  18. Corey Says:

    In the jazz world, too many bent notes is regarded as cheezy, gimmicky and sophomoric. Just sayin’.

  19. Corey Says:

    I’d put a Z in all those terms, but it only fit with Cheese.

  20. Mr. Completely Says:

    true, but how many is too many? and, the jazz world has its head up its ass in a lot of ways

    (says the guy who has been listening to Roland Kirk, Cannonball Adderly and Lester Young all weekend)

  21. kayatosh Says:

    you’re right, corey, the stock mrkt. is a mess, but that’s how i’ve chosen to try and make a living.

    poop is a mrkt. sage and this is the only way i know how to connect with him. he’s been right, i’ve been dead wrong and about to pay dearly for it.

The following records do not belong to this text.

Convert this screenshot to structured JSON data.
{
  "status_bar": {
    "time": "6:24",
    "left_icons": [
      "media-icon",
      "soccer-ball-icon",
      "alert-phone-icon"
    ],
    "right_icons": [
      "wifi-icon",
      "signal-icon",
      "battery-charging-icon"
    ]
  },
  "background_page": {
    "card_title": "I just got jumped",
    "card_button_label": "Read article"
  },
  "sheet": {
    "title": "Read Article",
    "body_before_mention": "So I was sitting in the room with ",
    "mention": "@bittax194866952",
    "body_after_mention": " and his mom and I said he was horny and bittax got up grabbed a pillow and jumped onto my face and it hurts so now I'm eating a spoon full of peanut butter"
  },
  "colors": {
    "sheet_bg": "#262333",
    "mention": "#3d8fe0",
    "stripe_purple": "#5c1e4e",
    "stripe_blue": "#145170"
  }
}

  22. Corey Says:


  23. Mr. Completely Says:

    more seriously, I think he’s overusing it somewhat in the process of figuring it out, both in terms of how he does it and where it works in the current style

    he’ll dial it back at some point

  24. Mr. Completely Says:

    4 is how many is too many?

    lol 4 out of what?

    4 ever?


  25. Corey Says:

    ^^I lost count with Trey, at 5.

    @Kaya, poop is a market sage both sounds and looks funny. Then again, what’s worse, taking advice from a piece of shit or losing all of it TO a piece of shit? (Sorry poop, just thought I’d play with your name a bit).

Leave a Reply